5 reasons I’ll really miss British Airways’ transatlantic ‘Baby Bus’
This post contains references to products from one or more of our advertisers. We may receive compensation when you click on links to those products. Terms apply to the offers listed on this page. For an explanation of our Advertising Policy, visit this page.
At some point in an AvGeek’s life, he or she meets “the one” — the plane (or, perhaps, type of plane) they’ll never hesitate to fly if given the chance. For me, that was a very special British Airways A318, named G-EUNA — “Euna,” for short.
During her heyday, this small British Airways single-aisle airliner, affectionately named “Baby Bus,” flew between London’s convenient City Airport (LCY) and New York-JFK, bringing no more than 32 incredibly fortunate passengers across the Atlantic, with an inimitable level of comfort and care.
It brings me no joy to report that Euna was not long for this mid-pandemic world. The Airbus jet, like so many others before her, just operated her final flight, travelling from her temporary home in Madrid (MAD) to the Dutch town of Enschede (ENS), where she’ll be disassembled — never to fly passengers again.
As many of us mourn G-EUNA’s early retirement, I wanted to take this opportunity to relive some of her most celebrated attributes — the five reasons I’ll really miss Euna are just below.
Every seat was business class
BA’s A318 wasn’t the first all-business-class plane, and I’m sure it won’t be the last, but with a 2-2 configuration throughout the entire aircraft, it sure was a special way to cross the Atlantic.
The seats themselves were a bit out of date, with far less privacy than you’ll find in many other business-class cabins, but that was hardly an issue on flights as quiet as mine. With a crowded cabin, you’ll likely find BA’s latest Club Suite product to be a better pick.
It almost felt like flying private
On the day I flew, there were only 18 passengers booked, which meant almost everyone on board got their own set of seats. I grabbed the window seat in my own private little section at the back of the plane and went several minutes at a time without seeing anyone else, making for an extra-special crossing.

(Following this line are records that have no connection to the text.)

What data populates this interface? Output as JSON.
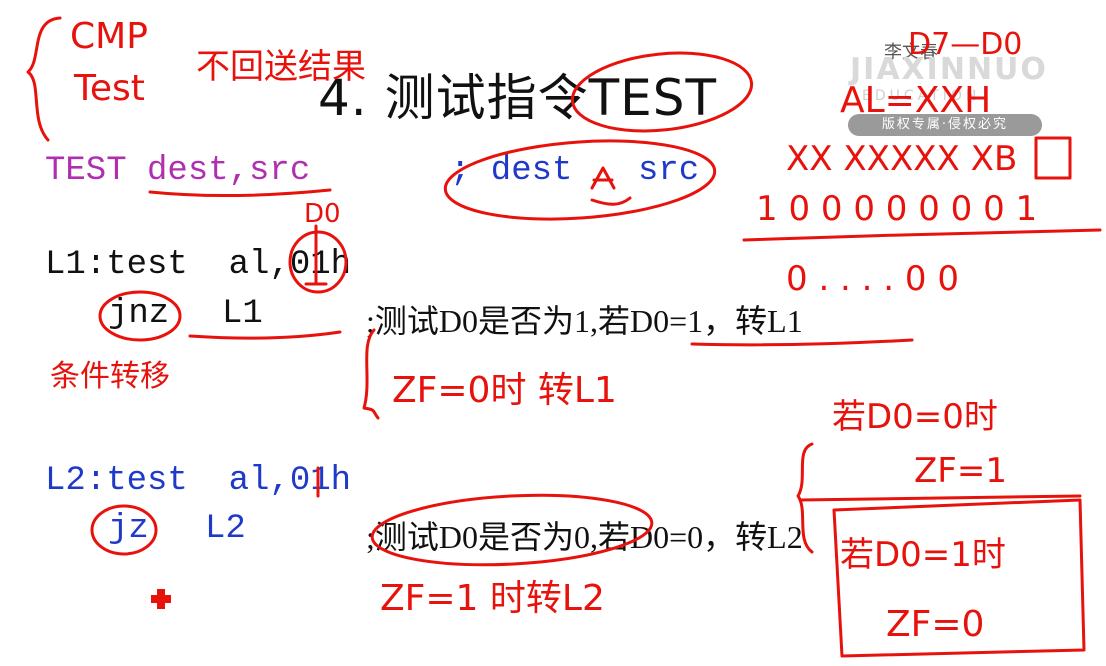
{
  "slide": {
    "title": "4. 测试指令TEST",
    "syntax_line": {
      "instr": "TEST dest,src",
      "comment": "; dest",
      "comment_tail": "src"
    },
    "block1": {
      "line1": "L1:test  al,01h",
      "line2_instr": "jnz",
      "line2_label": "L1",
      "line2_comment": ";测试D0是否为1,若D0=1，转L1"
    },
    "block2": {
      "line1": "L2:test  al,01h",
      "line2_instr": "jz",
      "line2_label": "L2",
      "line2_comment": ";测试D0是否为0,若D0=0，转L2"
    }
  },
  "watermark": {
    "name": "李文春",
    "brand": "JIAXINNUO",
    "sub": "EDUCATION",
    "badge": "版权专属·侵权必究"
  },
  "annotations": {
    "top_left": [
      "CMP",
      "Test",
      "不回送结果"
    ],
    "d0_label": "D0",
    "right_top": "D7—D0",
    "right_al": "AL=XXH",
    "right_bits1": "XX XXXXX XB",
    "right_bits2": "1 0 0 0 0 0 0 0 1",
    "right_bits3": "0 . . . . 0 0",
    "left_note": "条件转移",
    "mid_note1": "ZF=0时 转L1",
    "mid_note2": "ZF=1 时转L2",
    "right_case1": [
      "若D0=0时",
      "ZF=1"
    ],
    "right_case2": [
      "若D0=1时",
      "ZF=0"
    ]
  }
}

Even when British Airways 1 was completely sold out, you’d never fly with more than 31 other passengers — a small fraction of what you’d normally find on transatlantic flights.
You couldn’t beat the convenience
Almost everything about London’s City Airport makes for a more appealing experience. It’s a far shorter car or train ride than London’s other airports — less than 30 minutes from some parts of town — and check-in, security and boarding are often a breeze.
In fact, London City is so small that the airport doesn’t even have room for jet bridges — passengers would walk a few steps from the terminal to their waiting aircraft, offering an opportunity to board the A318 via stairs without the inconvenience of a shuttle bus.
She had a very proud crew
I flew Euna in March 2018, so you’ll need to forgive the maskless photo. On the westbound flight, one captain and first officer operate the short leg to Shannon (more on that below), with another joining for the long hop across the Atlantic. We had the same three flight attendants the entire time, though, which made it easier to build some rapport.
Every member of the crew I interacted with was friendly as could be, and I’ve heard similar stories from other British Airways A318 flyers, too. The flight attendants were especially outgoing, eager to bring extra food and drinks, and more than happy to chat about their special plane and flight.
Two takeoffs for the price of one
Some flyers might see this as an inconvenience — not this AvGeek! Because London’s super-convenient City Airport has an especially short runway, at just under 5,000 feet, the A318 wasn’t able to take on enough fuel for its journey to the United States, mandating an en-route stop on the westbound flight to New York.
The aircraft would stop to refuel in Shannon, Ireland (SNN), with all passengers deplaning and using that time to pass through the airport’s Preclearance facility, allowing flyers to complete U.S. customs and immigration formalities in Europe and arrive as “domestic” passengers in New York.
The far shorter eastbound journey from New York to London would be completed without a stop.
There’s no question that G-EUNA’s retirement marks the end of an era for the passengers and crew members who loved this plane and her very special London City-New York flight.
I wouldn’t expect British Airways to operate all-business-class service with another aircraft model anytime soon, but I feel incredibly fortunate to have scored one phenomenal trip on the A318 while she was still slated to fly.
Featured photo by Zach Honig/The Points Guy
Welcome to The Points Guy!